You may be liable for the payment of certain taxes with respect to the compensation you paid to your employees. If you own a corporation, these obligations apply even if you are its only employee. If you are a single member limited liability company, you are treated as a separate entity for employment taxes, even though you are a “disregarded entity” for reporting and paying your own income taxes; you must report employment taxes on wages paid to employees, under your entity name and using an employer identification number (not your Social Security number). As a small business owner, you need to know what taxes you are responsible for, where and when to deposit the taxes, and what returns you must file for employment taxes. The returns you must file are discussed later in this chapter. In this section you will learn about employment taxes and where to deposit them. The deductibility of these taxes is discussed in Chapter 13.

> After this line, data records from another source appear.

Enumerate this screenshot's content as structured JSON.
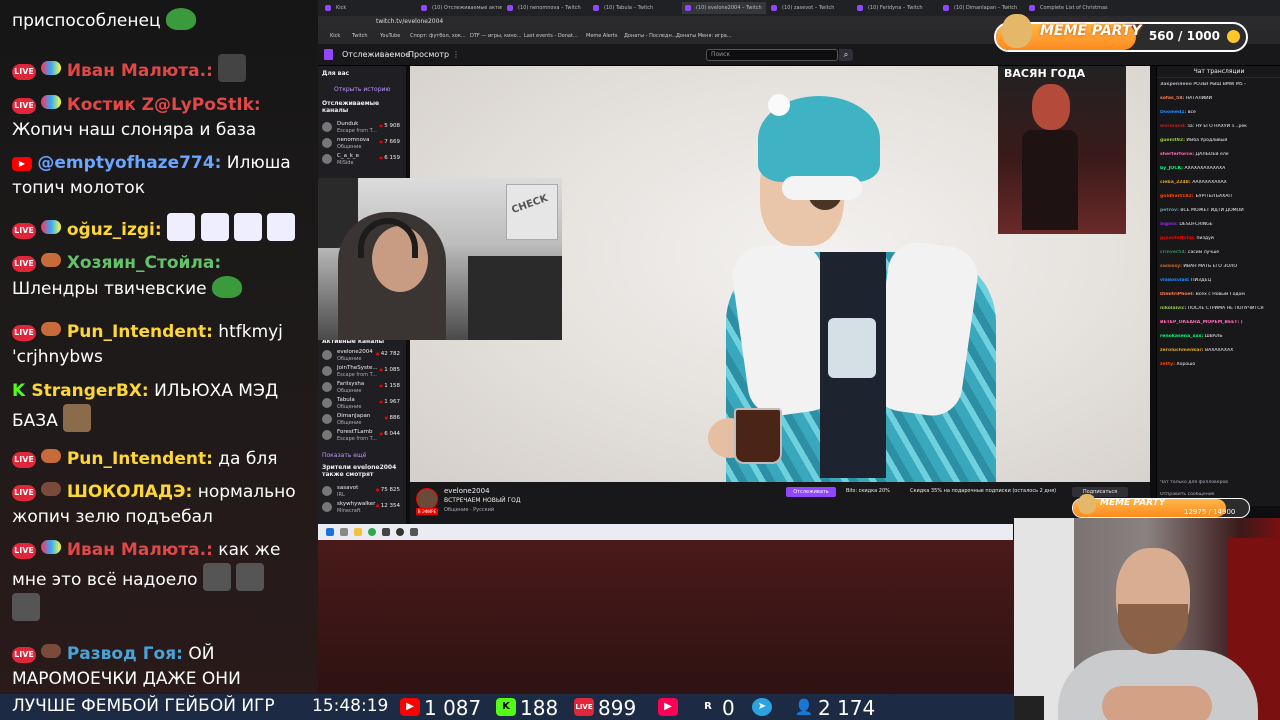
{
  "chat": {
    "messages": [
      {
        "platform": "twitch",
        "nick": "",
        "nick_color": "#ffffff",
        "text": "приспособленец"
      },
      {
        "platform": "vk",
        "nick": "Иван Малюта.:",
        "nick_color": "#e04848",
        "text": ""
      },
      {
        "platform": "vk",
        "nick": "Костик Z@LyPoStIk:",
        "nick_color": "#e04848",
        "text": "Жопич наш слоняра и база"
      },
      {
        "platform": "youtube",
        "nick": "@emptyofhaze774:",
        "nick_color": "#6aa5ff",
        "text": "Илюша топич молоток"
      },
      {
        "platform": "vk",
        "nick": "oğuz_izgi:",
        "nick_color": "#ffd733",
        "text": ""
      },
      {
        "platform": "vk",
        "nick": "Хозяин_Стойла:",
        "nick_color": "#63c26b",
        "text": "Шлендры твичевские"
      },
      {
        "platform": "vk",
        "nick": "Pun_Intendent:",
        "nick_color": "#ffd733",
        "text": "htfkmyj 'crjhnybws"
      },
      {
        "platform": "kick",
        "nick": "StrangerBX:",
        "nick_color": "#ffd733",
        "text": "ИЛЬЮХА МЭД БАЗА"
      },
      {
        "platform": "vk",
        "nick": "Pun_Intendent:",
        "nick_color": "#ffd733",
        "text": "да бля"
      },
      {
        "platform": "vk",
        "nick": "ШОКОЛАДЭ:",
        "nick_color": "#ffd733",
        "text": "нормально жопич зелю подъебал"
      },
      {
        "platform": "vk",
        "nick": "Иван Малюта.:",
        "nick_color": "#e04848",
        "text": "как же мне это всё надоело"
      },
      {
        "platform": "vk",
        "nick": "Развод Гоя:",
        "nick_color": "#4aa3d8",
        "text": "ОЙ МАРОМОЕЧКИ ДАЖЕ ОНИ"
      }
    ]
  },
  "browser": {
    "tabs": [
      "Kick",
      "(10) Отслеживаемые активн.",
      "(10) nenomnova – Twitch",
      "(10) Tabula – Twitch",
      "(10) evelone2004 – Twitch",
      "(10) zasevot – Twitch",
      "(10) Feridyna – Twitch",
      "(10) Dimanlapan – Twitch",
      "Complete List of Christmas"
    ],
    "url": "twitch.tv/evelone2004",
    "bookmarks": [
      "Kick",
      "Twitch",
      "YouTube",
      "Спорт: футбол, хок...",
      "DTF — игры, кино...",
      "Last events - Donat...",
      "Meme Alerts",
      "Донаты - Последн...",
      "Донаты Меня: игра..."
    ],
    "nav": {
      "following": "Отслеживаемое",
      "browse": "Просмотр",
      "search_placeholder": "Поиск"
    },
    "sidenav": {
      "for_you": "Для вас",
      "open_history": "Открыть историю",
      "followed_header": "Отслеживаемые каналы",
      "followed": [
        {
          "name": "Dunduk",
          "game": "Escape from T...",
          "viewers": "5 908"
        },
        {
          "name": "nenomnova",
          "game": "Общение",
          "viewers": "7 669"
        },
        {
          "name": "C_a_k_e",
          "game": "MiSide",
          "viewers": "6 159"
        }
      ],
      "active_header": "Активные каналы",
      "active": [
        {
          "name": "evelone2004",
          "game": "Общение",
          "viewers": "42 782"
        },
        {
          "name": "JoinTheSyste...",
          "game": "Escape from T...",
          "viewers": "1 085"
        },
        {
          "name": "Fariisysha",
          "game": "Общение",
          "viewers": "1 158"
        },
        {
          "name": "Tabula",
          "game": "Общение",
          "viewers": "1 967"
        },
        {
          "name": "DimanJapan",
          "game": "Общение",
          "viewers": "886"
        },
        {
          "name": "ForestTLamb",
          "game": "Escape from T...",
          "viewers": "6 044"
        }
      ],
      "show_more": "Показать ещё",
      "also_watch": "Зрители evelone2004 также смотрят",
      "recommended": [
        {
          "name": "sasavot",
          "game": "IRL",
          "viewers": "75 825"
        },
        {
          "name": "skywhywalker",
          "game": "Minecraft",
          "viewers": "12 354"
        }
      ]
    },
    "stream": {
      "poster_text": "ВАСЯН ГОДА",
      "streamer": "evelone2004",
      "title": "ВСТРЕЧАЕМ НОВЫЙ ГОД",
      "tags": "Общение · Русский",
      "live": "В ЭФИРЕ",
      "follow": "Отслеживать",
      "bits_offer": "Bits: скидка 20%",
      "sub_offer": "Скидка 35% на подарочные подписки (осталось 2 дня)",
      "subscribe": "Подписаться"
    },
    "twitch_chat": {
      "header": "Чат трансляции",
      "lines": [
        {
          "nick": "Закреплено",
          "color": "#adadb8",
          "text": "РОЗЫГРЫШ BMW M5 -"
        },
        {
          "nick": "sofas_58:",
          "color": "#ff7f50",
          "text": "НАТАЛИИИ"
        },
        {
          "nick": "Doomed1:",
          "color": "#1e90ff",
          "text": "все"
        },
        {
          "nick": "wormand:",
          "color": "#b22222",
          "text": "за: НУ ЕГО НАХУЙ з...рек"
        },
        {
          "nick": "guenit92:",
          "color": "#9acd32",
          "text": "Имба Уродливый"
        },
        {
          "nick": "sherterforce:",
          "color": "#ff69b4",
          "text": "ДАЛБОЁВ еле"
        },
        {
          "nick": "by_JOCK:",
          "color": "#00ff7f",
          "text": "АХАХАХАХАХАХА"
        },
        {
          "nick": "cieba_2248:",
          "color": "#daa520",
          "text": "ААХАХАХАХАХ"
        },
        {
          "nick": "goldhart182:",
          "color": "#ff4500",
          "text": "ЪУРПЪЛЪАХАП"
        },
        {
          "nick": "petrov:",
          "color": "#5f9ea0",
          "text": "ВСЕ МОЖЕТ ИДТИ ДОМОЙ"
        },
        {
          "nick": "Sigma:",
          "color": "#8a2be2",
          "text": "DESOFCRINGE"
        },
        {
          "nick": "proosteffvhb:",
          "color": "#ff0000",
          "text": "пиздуй"
        },
        {
          "nick": "crinver54:",
          "color": "#2e8b57",
          "text": "сасим лучше"
        },
        {
          "nick": "swaissy:",
          "color": "#d2691e",
          "text": "ИВАН МАТЬ ЕГО ЗОЛО"
        },
        {
          "nick": "vladosvlad:",
          "color": "#1e90ff",
          "text": "ПИЗДЕЦ"
        },
        {
          "nick": "DimitriPhoel:",
          "color": "#ff7f50",
          "text": "Всех с Новым Годом"
        },
        {
          "nick": "nikolaivic:",
          "color": "#9acd32",
          "text": "ПОСЛЕ СТРИМА НЕ ПОЛУЧИТСЯ"
        },
        {
          "nick": "ВЕТЕР_ОКЕАНА_МОРЕМ_ВЕЕТ:",
          "color": "#ff69b4",
          "text": ")"
        },
        {
          "nick": "renokasena_xxx:",
          "color": "#00ff7f",
          "text": "ШВАЛЬ"
        },
        {
          "nick": "zeroluchmenkar:",
          "color": "#daa520",
          "text": "ВАХАХАХАХ"
        },
        {
          "nick": "zetty:",
          "color": "#ff4500",
          "text": "Хорошо"
        }
      ],
      "followers_only": "Чат только для фолловеров",
      "send": "Отправить сообщение"
    }
  },
  "meme_party": {
    "label": "MEME PARTY",
    "count": "560 / 1000",
    "progress": 0.56
  },
  "meme_party_small": {
    "label": "MEME PARTY",
    "count": "12975 / 14900",
    "progress": 0.87
  },
  "status": {
    "ticker": "ЛУЧШЕ ФЕМБОЙ ГЕЙБОЙ ИГР",
    "time": "15:48:19",
    "youtube": "1 087",
    "kick": "188",
    "vk": "899",
    "twitch_ic": "",
    "rutube": "0",
    "telegram": "",
    "viewers": "2 174"
  },
  "colors": {
    "twitch": "#9146ff",
    "live_red": "#eb0400",
    "kick": "#53fc18",
    "youtube": "#ff0000",
    "vk_live": "#e0263b"
  }
}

Employment taxes (also called payroll taxes) is a term that collectively refers to an employer’s tax obligations with respect to employee compensation. Employment taxes includes income tax withholding (both federal and, where applicable, state), FICA (the employer and employee share, as explained later), FUTA (federal unemployment tax, as explained later), and state unemployment tax. There may also be state disability taxes.